Regular expression for a subset of the operators which admit an empty left operand (no field name). Default value is qr/=~|!~|~|:/. Such operators can be meaningful for comparisons with "any field" or with "the whole record" ; the precise interpretation depends on the search engine.


Regular expression for boolean connector AND. Default value is qr/AND|ET|UND|E/.


Regular expression for boolean connector OR. Default value is qr/OR|OU|ODER|O/.


Regular expression for boolean connector NOT. Default value is qr/NOT|PAS|NICHT|NON/.


If no field is specified in the query, use defField. The default is the empty string "".

  $q = $queryParser->parse($queryString, $implicitPlus);
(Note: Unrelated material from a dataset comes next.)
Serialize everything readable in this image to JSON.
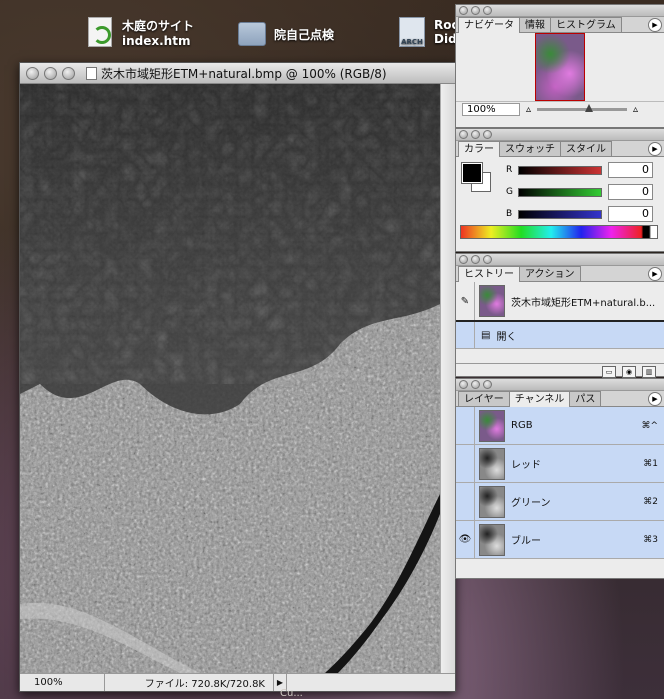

Returns a data structure corresponding to the parsed string. The second argument is optional; if true, it adds an implicit '+' in front of each term without prefix, so parse("+a b c -d", 1) is equivalent to parse("+a +b +c -d"). This is often seen in common WWW search engines as an option "match all words".

The return value has following structure :

  { '+' => [{field=>'f1', op=>':', value=>'v1', quote=>'q1'}, 
            {field=>'f2', op=>':', value=>'v2', quote=>'q2'}, ...],
    ''  => [...],
    '-' => [...]

In other words, it is a hash ref with 3 keys '+', '' and '-', corresponding to the 3 sign prefixes (mandatory, ordinary or excluded items). Each key holds either a ref to an array of items, or undef (no items with this prefix in the query).

An item is a hash ref containing


scalar, field name (may be the empty string)


scalar, operator


scalar, character that was used for quoting the value ('"', "'" or undef)



  • a scalar (simple term), or

  • a recursive ref to another query structure. In that case, op is necessarily '()' ; this corresponds to a subquery in parentheses.

In case of a parsing error, parse returns undef; method err can be called to get an explanatory message.

  $msg = $queryParser->err;

Message describing the last parse error

  $s = $queryParser->unparse($query);

Returns a string representation of the $query data structure.


Laurent Dami, <laurent.dami AT etat ge ch>


Copyright (C) 2005, 2007 by Laurent Dami.

This library is free software; you can redistribute it and/or modify it under the same terms as Perl itself.